“We are a true business entity which has nothing to do with politics,” an official of Tanaka who refused with his name told Radio VOP after two days of trying to get a comment from the company through a series of e-mails and telephone calls. “We are not here to comment on any political statement and not going to attend to political connotations which some of the questions seem to be meaning.
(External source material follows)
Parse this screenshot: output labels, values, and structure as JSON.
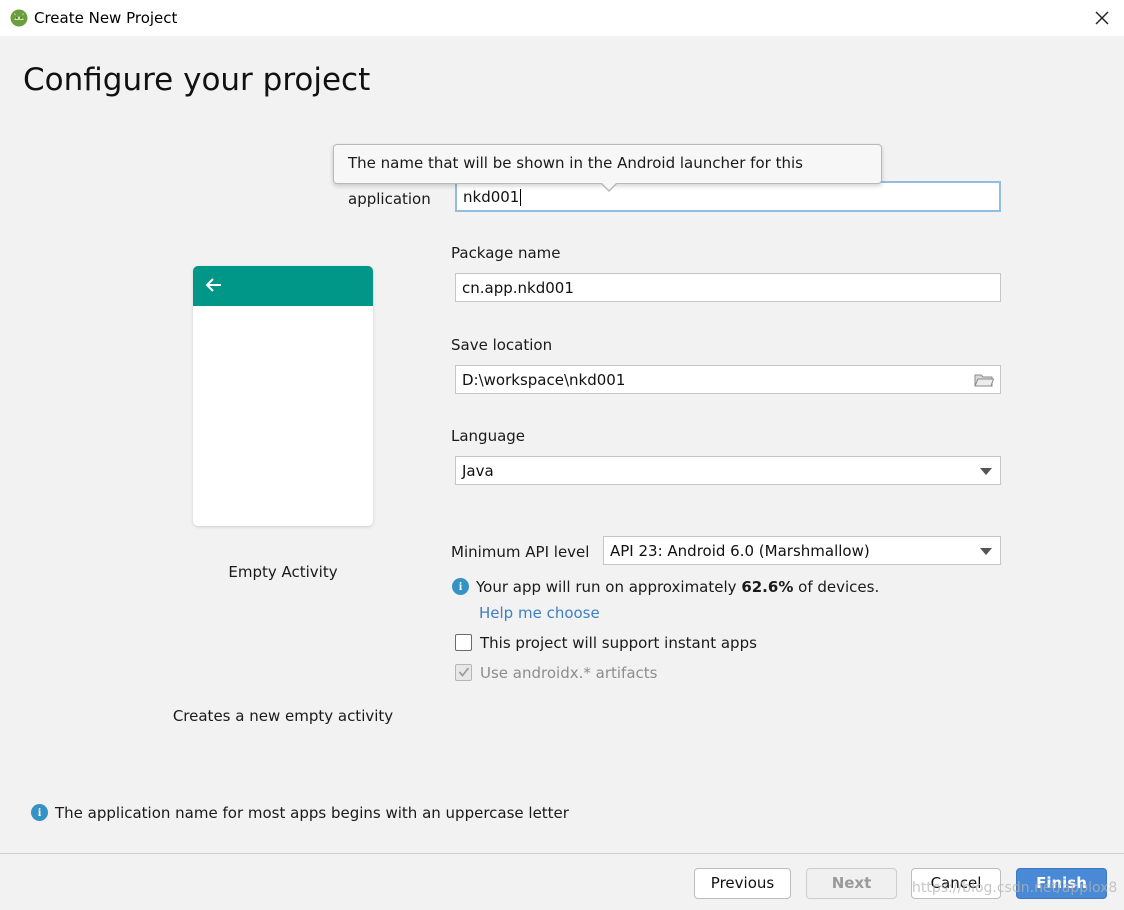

We do not as well analyse politics in any other countries we will be operating.”
The official, however, refused to divulge Tanaka’s shareholding structure to Radio VOP. Tanaka is being accused of trying to use the controversial indigenisation law to penetrate the already saturated Harare –Johannesburg route.
The state controlled weekly The Sunday Mail reported that Tanaka is being blocked by Intercape, owned by whites from entering the Zimbabwean market through plying the Johannesburg-Harare route which was advertised in the SA Government Gazette mid this year.
Tourism and Hospitality Industry Minister Walter Mzembi told Radio VOP: “Currently I am attending a debriefing meeting which ends late today but at the meantime I can confirm handling the case.”
Minister Mzembi last week was quoted by the Sunday Mail acknowledging his personal intervention in the case.
It is alleged that trouble started when Tanaka applied to South Africa’s Cross- Border Road Transport Agency (CBRTA) for a permit to ply the Johannesburg-Harare route which was advertised in the SA Government Gazette in June this year.
Tanaka is said to be arguing that Intercape wants to monopolise the luxury coaches’ segment on the Johannesburg-Harare route while at the same time it is offering semi-luxury coaches and service.